More than just libations, they’re tasty symbols of Golden’s crusade toward of delicious sustainability.
“Opening this restaurant is giving me insight into the system, and I can affect change more easily. I want to have this conversation about food, I want farmers to continue farming. Otherwise, what’s my legacy?”
– Kale Caesar, $10: Baby kale mixed with shaved Parmesan, anchovy and garlic croutons. A massive portion, gently dressed with tender kale that’s sweeter and less tooth-gnashingly hard than more mature leaves.
– The Golden Pig, $16: Pork-on-pork action with Mendocino Meats pork hot dog and sweet pulled pork snuggled into a pretzel bun. Whole grain mustard and kraut give a sharp contrast to all the oink. If you’re wiener fan, this is your dish. Served with fries.
– Pork Schnitzel Sandwich, $16: Golden’s favorite, based on her time as a consultant in Germany, it’s a sweet piece of breaded Dijon pork loin, Swiss, and onions on a soft Franco-American roll.
– Grass fed Burger, $12: Currently, Golden is using nearby Macgruder beef, served with all the fixings and garlic aioli. Grass fed beef that isn’t grain-finished can be a bit drier than corn-fed, so ask for your burger a little rarer than you might otherwise.
– Egg Custard, $3: Served in a jar, this homemade custard is creamy and rich without veering into the cloying sweetness of creme brulee. Addictive. Grab a few from the refrigerator to take home.
– Orange Rosemary Shrub, $4: Fruit vinegar is mixed with soda water for a refreshing, thirst-quenching drink. The combination of savory herbs and sweet orange is a winner.
– Elderflower Sparkler, $8: Vodka, Prosecco, muddled basil, grapefruit and elderflower liqueur. Pink, pretty and dangerously good–consume with caution.
If you go:
– Larger dinner portions are served after 6 p.m., including grass fed steak ($26), Heart Arrow Ranch chicken ($22) and smoked pork chops ($22), all served with mashed potatoes, carrots, and mixed greens.
– The building is broken up into three sections, with a small refrigerated section and walk-up counter for ordering, a tiny outdoor patio and larger dining room and bar. Take-out items are available at the counter.

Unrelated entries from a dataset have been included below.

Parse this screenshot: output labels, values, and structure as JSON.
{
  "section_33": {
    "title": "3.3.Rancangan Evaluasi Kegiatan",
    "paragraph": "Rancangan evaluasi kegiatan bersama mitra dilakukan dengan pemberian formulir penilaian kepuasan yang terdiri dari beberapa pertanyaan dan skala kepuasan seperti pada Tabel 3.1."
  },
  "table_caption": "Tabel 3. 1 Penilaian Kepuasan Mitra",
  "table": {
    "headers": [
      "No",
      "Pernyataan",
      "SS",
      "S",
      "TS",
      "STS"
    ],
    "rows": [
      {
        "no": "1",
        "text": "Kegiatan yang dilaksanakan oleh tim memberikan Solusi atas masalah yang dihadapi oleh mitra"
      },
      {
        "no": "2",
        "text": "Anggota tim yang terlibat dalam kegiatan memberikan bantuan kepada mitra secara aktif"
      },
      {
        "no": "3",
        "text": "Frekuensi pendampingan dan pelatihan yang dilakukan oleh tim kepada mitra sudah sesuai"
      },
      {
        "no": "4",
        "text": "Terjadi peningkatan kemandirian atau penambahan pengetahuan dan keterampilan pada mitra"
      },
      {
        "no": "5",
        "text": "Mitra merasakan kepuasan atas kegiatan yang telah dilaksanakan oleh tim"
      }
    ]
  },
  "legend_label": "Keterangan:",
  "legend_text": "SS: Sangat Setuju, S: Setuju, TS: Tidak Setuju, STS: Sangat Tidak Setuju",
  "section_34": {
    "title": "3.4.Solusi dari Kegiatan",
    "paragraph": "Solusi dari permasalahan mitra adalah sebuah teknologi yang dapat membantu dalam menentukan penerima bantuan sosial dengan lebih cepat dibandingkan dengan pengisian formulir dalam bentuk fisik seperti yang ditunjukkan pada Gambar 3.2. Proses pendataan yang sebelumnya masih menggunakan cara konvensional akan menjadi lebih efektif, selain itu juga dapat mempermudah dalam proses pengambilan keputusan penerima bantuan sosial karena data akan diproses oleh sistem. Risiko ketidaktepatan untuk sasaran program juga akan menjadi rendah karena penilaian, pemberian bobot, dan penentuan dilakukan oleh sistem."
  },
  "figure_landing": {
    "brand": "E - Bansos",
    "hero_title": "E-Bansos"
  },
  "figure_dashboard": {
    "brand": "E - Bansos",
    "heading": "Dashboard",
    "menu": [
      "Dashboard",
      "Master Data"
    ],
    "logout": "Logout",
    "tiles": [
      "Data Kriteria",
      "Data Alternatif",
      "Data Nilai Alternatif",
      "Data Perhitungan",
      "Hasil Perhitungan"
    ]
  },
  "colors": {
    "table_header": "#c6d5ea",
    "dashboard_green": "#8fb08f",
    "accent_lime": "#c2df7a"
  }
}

– All dishes are available gluten-friendly, tapping nearby Pamela’s Bakery for their wheat-free bread. Vegan and vegetarian dishes including white bean chili and a garden burger are available. The restaurant is also family-friendly, with a creative children’s menu.
Needs Improvement: The restaurant is just getting started, so some inconsistencies, like dry vegan chili and slightly overcooked cornbread, will hopefully be sorted quickly. Ingredients do change up, and sometimes certain dishes aren’t available (we couldn’t get the delicious-sounding ceviche on our visit), so be a little flexible–this is farm-centric dining. The menu will expand in the fall with even more options, and we’ll look forward to that.

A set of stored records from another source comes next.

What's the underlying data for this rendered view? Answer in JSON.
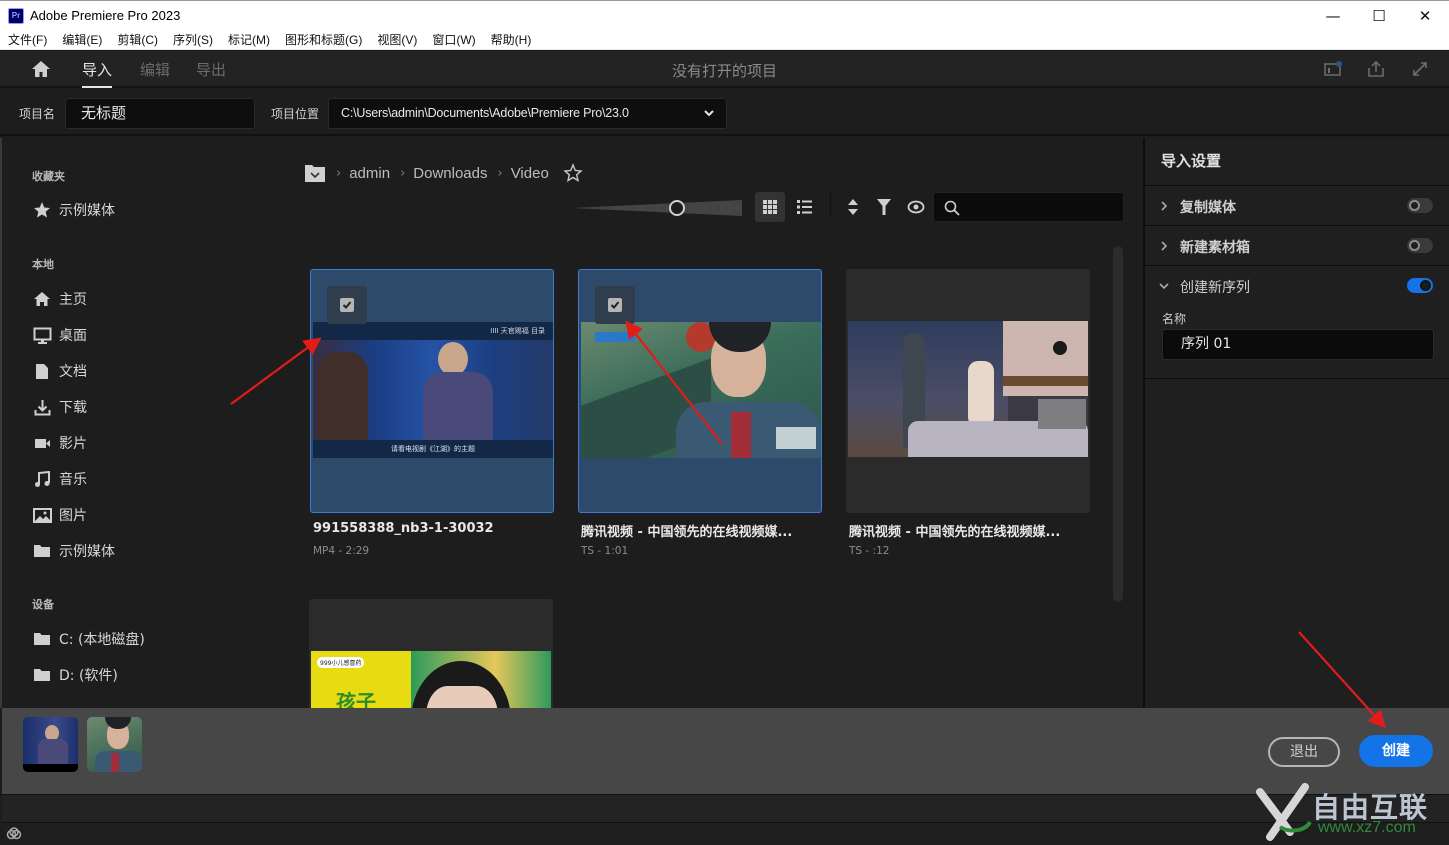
{
  "window": {
    "app_icon_text": "Pr",
    "title": "Adobe Premiere Pro 2023",
    "minimize": "—",
    "maximize": "☐",
    "close": "✕"
  },
  "menu": [
    "文件(F)",
    "编辑(E)",
    "剪辑(C)",
    "序列(S)",
    "标记(M)",
    "图形和标题(G)",
    "视图(V)",
    "窗口(W)",
    "帮助(H)"
  ],
  "header": {
    "tabs": [
      {
        "label": "导入",
        "active": true
      },
      {
        "label": "编辑",
        "active": false
      },
      {
        "label": "导出",
        "active": false
      }
    ],
    "title": "没有打开的项目"
  },
  "project": {
    "name_label": "项目名",
    "name_value": "无标题",
    "location_label": "项目位置",
    "location_value": "C:\\Users\\admin\\Documents\\Adobe\\Premiere Pro\\23.0"
  },
  "sidebar": {
    "favorites_header": "收藏夹",
    "favorites": [
      {
        "label": "示例媒体",
        "icon": "star-icon"
      }
    ],
    "local_header": "本地",
    "local": [
      {
        "label": "主页",
        "icon": "home-icon"
      },
      {
        "label": "桌面",
        "icon": "desktop-icon"
      },
      {
        "label": "文档",
        "icon": "document-icon"
      },
      {
        "label": "下载",
        "icon": "download-icon"
      },
      {
        "label": "影片",
        "icon": "video-camera-icon"
      },
      {
        "label": "音乐",
        "icon": "music-note-icon"
      },
      {
        "label": "图片",
        "icon": "picture-icon"
      },
      {
        "label": "示例媒体",
        "icon": "folder-icon"
      }
    ],
    "devices_header": "设备",
    "devices": [
      {
        "label": "C: (本地磁盘)",
        "icon": "folder-icon"
      },
      {
        "label": "D: (软件)",
        "icon": "folder-icon"
      }
    ]
  },
  "browser": {
    "breadcrumb": [
      "admin",
      "Downloads",
      "Video"
    ],
    "search_placeholder": "",
    "thumbnail_zoom_level": 0.62,
    "view_mode": "grid",
    "items": [
      {
        "title": "991558388_nb3-1-30032",
        "meta": "MP4 - 2:29",
        "selected": true
      },
      {
        "title": "腾讯视频 - 中国领先的在线视频媒...",
        "meta": "TS - 1:01",
        "selected": true
      },
      {
        "title": "腾讯视频 - 中国领先的在线视频媒...",
        "meta": "TS - :12",
        "selected": false
      },
      {
        "title": "",
        "meta": "",
        "selected": false
      }
    ],
    "thumb_texts": {
      "item1_top": "IIII 天官赐福 目录",
      "item1_caption": "请看电视剧《江湖》的主题",
      "item4_logo": "999小儿感冒药",
      "item4_text": "孩子"
    }
  },
  "import_settings": {
    "title": "导入设置",
    "rows": [
      {
        "label": "复制媒体",
        "expanded": false,
        "enabled": false
      },
      {
        "label": "新建素材箱",
        "expanded": false,
        "enabled": false
      },
      {
        "label": "创建新序列",
        "expanded": true,
        "enabled": true
      }
    ],
    "name_label": "名称",
    "sequence_name": "序列 01"
  },
  "footer": {
    "selected_count": 2,
    "exit_label": "退出",
    "create_label": "创建"
  },
  "watermark": {
    "text": "自由互联",
    "url": "www.xz7.com"
  },
  "colors": {
    "accent": "#1473e6",
    "selected_card": "#2d4a6a",
    "annotation_arrow": "#e31b1b"
  }
}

The Take Away: Supporting small local farmers always leaves a great taste in our mouth, and The Golden Pig is no exception.
The Golden Pig, 13380 S. Hwy 101, Hopland. Sun-Thurs 11am-9pm, Fri-Sat 11am-11pm, 707-670-6055, thegoldenpig.com
6 thoughts on “Hopland’s Golden Pig Turns a Rancher Into a Restaurateur”
Grass-fed chicken?! What kind of monster is this? /s
LOL. Chickens do eat grass.
Maybe it’s marijuana infused.
grass-fed beef COMMA pork and chicken. Ugh. this is the level of commentary.